The World is What We See
First, Steve Jobs created the User Interface by thinking with portals, looked at his desk and realized it would be an excellent metaphor for the art of computing, i.e., the knowledge of what a computer is and knowing how to work with it.
He imagined a day when computers would be used as bicycles, learning it once and never forgetting. And so he built the modern desktop computer.
Second, Shigeru Myamoto created the game by looking at the world and realizing that all we do in life is fool ourselves and each other constantly, attempting to dodge bullets, dodge enemies, dodge friends. That we are always on the defense, hence the turtles.
He imagined a world where one day everyone would be free of this separation anxiety.
Third, Steve Ballmer yelled DEVELOPERS, DEVELOPERS, DEVELOPERS. And he was right.
We who saw these events with our eyes, and kept hoping for the dream to become real, never saw ourselves in the mirror. We are constantly giving excuses for not doing what we really want: code, eat pizza, and play with friends.
We sign contracts, we always tie ourselves in the future, for things we don’t really want. We get girlfriends who don’t understand what we do but tell us our goals.
We tell them we want a Mass Effect t-shirt and they don’t know what we are talking about. We show them Portal 2 but they can’t even play a first person shooter.
Science is beautiful. Not randomness.
If you don’t own a console with an HDMI television and a kick-ass HDMI monitor, you’ll never see the graphics of Red Dead Redemption, Mass Effect 2 or Dragon Age 2 the way they were meant to be seen. You’ll be annoyed at pixels, at aliasing, because you don’t know how it is done. Just because you don’t know how it is done doesn’t mean you can’t learn, in time.
Why is the world enraptured with Mortal Kombat? The game is a great improvement and successfully captures the struggle that the previous games exhibit.
This weekend, PSN was down. And it might still be, I did not check.
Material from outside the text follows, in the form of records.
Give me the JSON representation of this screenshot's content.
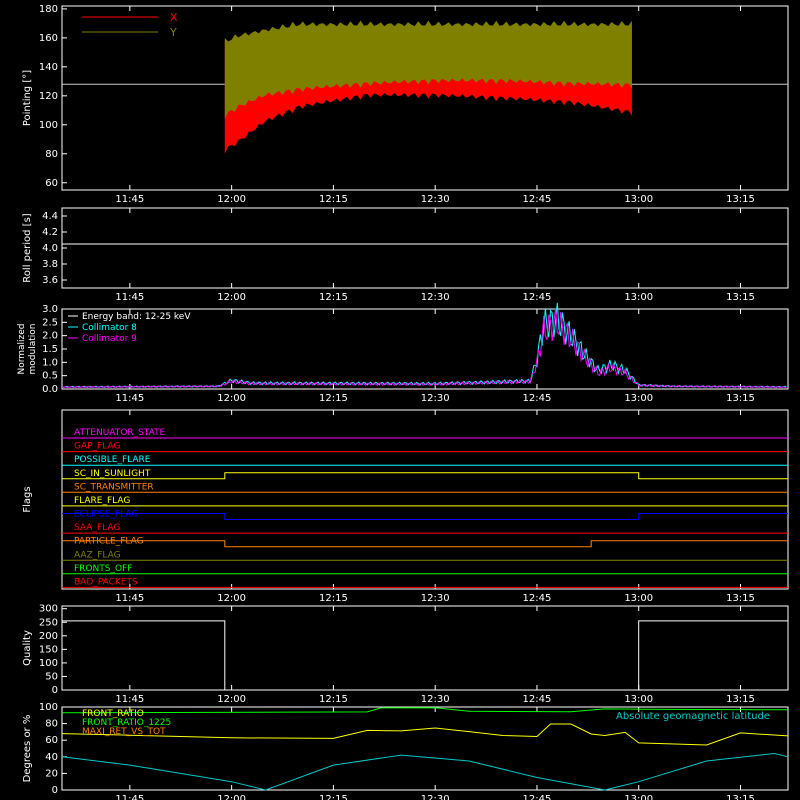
{
  "figure": {
    "background": "#000000",
    "axis_color": "#ffffff"
  },
  "time_ticks": [
    "11:45",
    "12:00",
    "12:15",
    "12:30",
    "12:45",
    "13:00",
    "13:15"
  ],
  "chart_data": [
    {
      "id": "pointing",
      "type": "area",
      "ylabel": "Pointing [°]",
      "ylim": [
        55,
        182
      ],
      "yticks": [
        60,
        80,
        100,
        120,
        140,
        160,
        180
      ],
      "reference_line": {
        "y": 128,
        "color": "#c8c8c8"
      },
      "legend": [
        "X",
        "Y"
      ],
      "series": [
        {
          "name": "X",
          "color": "#ff0000",
          "x": [
            "11:59",
            "12:01",
            "12:05",
            "12:10",
            "12:20",
            "12:30",
            "12:40",
            "12:50",
            "12:59"
          ],
          "upper": [
            158,
            164,
            168,
            170,
            171,
            171,
            170,
            168,
            166
          ],
          "lower": [
            80,
            86,
            100,
            110,
            118,
            118,
            116,
            113,
            106
          ]
        },
        {
          "name": "Y",
          "color": "#808000",
          "x": [
            "11:59",
            "12:01",
            "12:05",
            "12:10",
            "12:20",
            "12:30",
            "12:40",
            "12:50",
            "12:59"
          ],
          "upper": [
            160,
            164,
            168,
            172,
            172,
            172,
            172,
            172,
            172
          ],
          "lower": [
            104,
            110,
            118,
            122,
            126,
            128,
            128,
            126,
            125
          ]
        }
      ]
    },
    {
      "id": "roll",
      "type": "line",
      "ylabel": "Roll period [s]",
      "ylim": [
        3.5,
        4.5
      ],
      "yticks": [
        "3.6",
        "3.8",
        "4.0",
        "4.2",
        "4.4"
      ],
      "series": [
        {
          "name": "",
          "color": "#ffffff",
          "x": [
            "11:35",
            "13:22"
          ],
          "y": [
            4.05,
            4.05
          ]
        }
      ]
    },
    {
      "id": "modulation",
      "type": "line",
      "ylabel": "Normalized modulation",
      "ylim": [
        0,
        3
      ],
      "yticks": [
        "0.0",
        "0.5",
        "1.0",
        "1.5",
        "2.0",
        "2.5",
        "3.0"
      ],
      "legend": [
        "Energy band: 12-25 keV",
        "Collimator 8",
        "Collimator 9"
      ],
      "series": [
        {
          "name": "Collimator 8",
          "color": "#00ffff",
          "x": [
            "11:35",
            "11:58",
            "12:00",
            "12:03",
            "12:30",
            "12:44",
            "12:45",
            "12:46",
            "12:48",
            "12:50",
            "12:52",
            "12:54",
            "12:56",
            "12:58",
            "13:00",
            "13:05",
            "13:22"
          ],
          "y": [
            0.08,
            0.1,
            0.32,
            0.22,
            0.2,
            0.3,
            1.1,
            2.4,
            2.6,
            2.0,
            1.3,
            0.7,
            0.9,
            0.7,
            0.15,
            0.1,
            0.08
          ]
        },
        {
          "name": "Collimator 9",
          "color": "#ff00ff",
          "x": [
            "11:35",
            "11:58",
            "12:00",
            "12:03",
            "12:30",
            "12:44",
            "12:45",
            "12:46",
            "12:48",
            "12:50",
            "12:52",
            "12:54",
            "12:56",
            "12:58",
            "13:00",
            "13:05",
            "13:22"
          ],
          "y": [
            0.07,
            0.1,
            0.28,
            0.2,
            0.18,
            0.28,
            1.0,
            2.2,
            2.5,
            1.9,
            1.2,
            0.6,
            0.8,
            0.6,
            0.14,
            0.1,
            0.07
          ]
        }
      ]
    },
    {
      "id": "flags",
      "type": "line",
      "ylabel": "Flags",
      "series": [
        {
          "name": "ATTENUATOR_STATE",
          "color": "#ff00ff",
          "segments": [
            [
              "11:35",
              "13:22",
              0
            ]
          ]
        },
        {
          "name": "GAP_FLAG",
          "color": "#ff0000",
          "segments": [
            [
              "11:35",
              "13:22",
              0
            ]
          ]
        },
        {
          "name": "POSSIBLE_FLARE",
          "color": "#00ffff",
          "segments": [
            [
              "11:35",
              "13:22",
              0
            ]
          ]
        },
        {
          "name": "SC_IN_SUNLIGHT",
          "color": "#ffff00",
          "segments": [
            [
              "11:35",
              "11:59",
              0
            ],
            [
              "11:59",
              "13:00",
              1
            ],
            [
              "13:00",
              "13:22",
              0
            ]
          ]
        },
        {
          "name": "SC_TRANSMITTER",
          "color": "#ff8000",
          "segments": [
            [
              "11:35",
              "13:22",
              0
            ]
          ]
        },
        {
          "name": "FLARE_FLAG",
          "color": "#ffff00",
          "segments": [
            [
              "11:35",
              "13:22",
              0
            ]
          ]
        },
        {
          "name": "ECLIPSE_FLAG",
          "color": "#0000ff",
          "segments": [
            [
              "11:35",
              "11:59",
              1
            ],
            [
              "11:59",
              "13:00",
              0
            ],
            [
              "13:00",
              "13:22",
              1
            ]
          ]
        },
        {
          "name": "SAA_FLAG",
          "color": "#ff0000",
          "segments": [
            [
              "11:35",
              "13:22",
              0
            ]
          ]
        },
        {
          "name": "PARTICLE_FLAG",
          "color": "#ff8000",
          "segments": [
            [
              "11:35",
              "11:59",
              1
            ],
            [
              "11:59",
              "12:53",
              0
            ],
            [
              "12:53",
              "13:22",
              1
            ]
          ]
        },
        {
          "name": "AAZ_FLAG",
          "color": "#808000",
          "segments": [
            [
              "11:35",
              "13:22",
              0
            ]
          ]
        },
        {
          "name": "FRONTS_OFF",
          "color": "#00ff00",
          "segments": [
            [
              "11:35",
              "13:22",
              0
            ]
          ]
        },
        {
          "name": "BAD_PACKETS",
          "color": "#ff0000",
          "segments": [
            [
              "11:35",
              "13:22",
              0
            ]
          ]
        }
      ]
    },
    {
      "id": "quality",
      "type": "line",
      "ylabel": "Quality",
      "ylim": [
        0,
        310
      ],
      "yticks": [
        0,
        50,
        100,
        150,
        200,
        250,
        300
      ],
      "series": [
        {
          "name": "",
          "color": "#ffffff",
          "x": [
            "11:35",
            "11:59",
            "11:59",
            "13:00",
            "13:00",
            "13:22"
          ],
          "y": [
            255,
            255,
            0,
            0,
            255,
            255
          ]
        }
      ]
    },
    {
      "id": "ratios",
      "type": "line",
      "ylabel": "Degrees or %",
      "ylim": [
        0,
        100
      ],
      "yticks": [
        0,
        20,
        40,
        60,
        80,
        100
      ],
      "legend": [
        "FRONT_RATIO",
        "FRONT_RATIO_1225",
        "MAXI_RET_VS_TOT",
        "Absolute geomagnetic latitude"
      ],
      "series": [
        {
          "name": "FRONT_RATIO",
          "color": "#ffff00",
          "x": [
            "11:35",
            "11:45",
            "12:00",
            "12:15",
            "12:20",
            "12:25",
            "12:30",
            "12:35",
            "12:40",
            "12:45",
            "12:47",
            "12:50",
            "12:53",
            "12:55",
            "12:58",
            "13:00",
            "13:10",
            "13:15",
            "13:22"
          ],
          "y": [
            68,
            66,
            63,
            62,
            72,
            71,
            75,
            70,
            66,
            64,
            80,
            79,
            68,
            65,
            70,
            56,
            55,
            68,
            66
          ]
        },
        {
          "name": "FRONT_RATIO_1225",
          "color": "#00ff00",
          "x": [
            "11:35",
            "12:20",
            "12:22",
            "12:30",
            "12:35",
            "12:50",
            "12:55",
            "13:00",
            "13:22"
          ],
          "y": [
            93,
            94,
            99,
            99,
            95,
            94,
            98,
            97,
            97
          ]
        },
        {
          "name": "Absolute geomagnetic latitude",
          "color": "#00c8c8",
          "x": [
            "11:35",
            "11:45",
            "12:00",
            "12:05",
            "12:15",
            "12:25",
            "12:35",
            "12:45",
            "12:55",
            "13:00",
            "13:10",
            "13:20",
            "13:22"
          ],
          "y": [
            40,
            30,
            10,
            0,
            30,
            42,
            35,
            15,
            0,
            10,
            35,
            44,
            40
          ]
        }
      ]
    }
  ]
}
I imagine millions of players either hating Sony, hating themselves, going out, or coming to a sad realization.
The world sees gamers and game developers as fools fiddling with controls, as if what what we did was magic.
Suddenly, the metaphors of Baldur’s Gate 2 and the Dragon Age series make sense.
The common people will always attempt to detain, control, and arrest those they see as greater than them.
But we know the truth: we are just kids having fun, designing our own rules, learning about the world and transposing that knowledge to the games we build, in order to further inspire people.
I’ll end this with was printed in the boxes of Spectrum games all those years ago: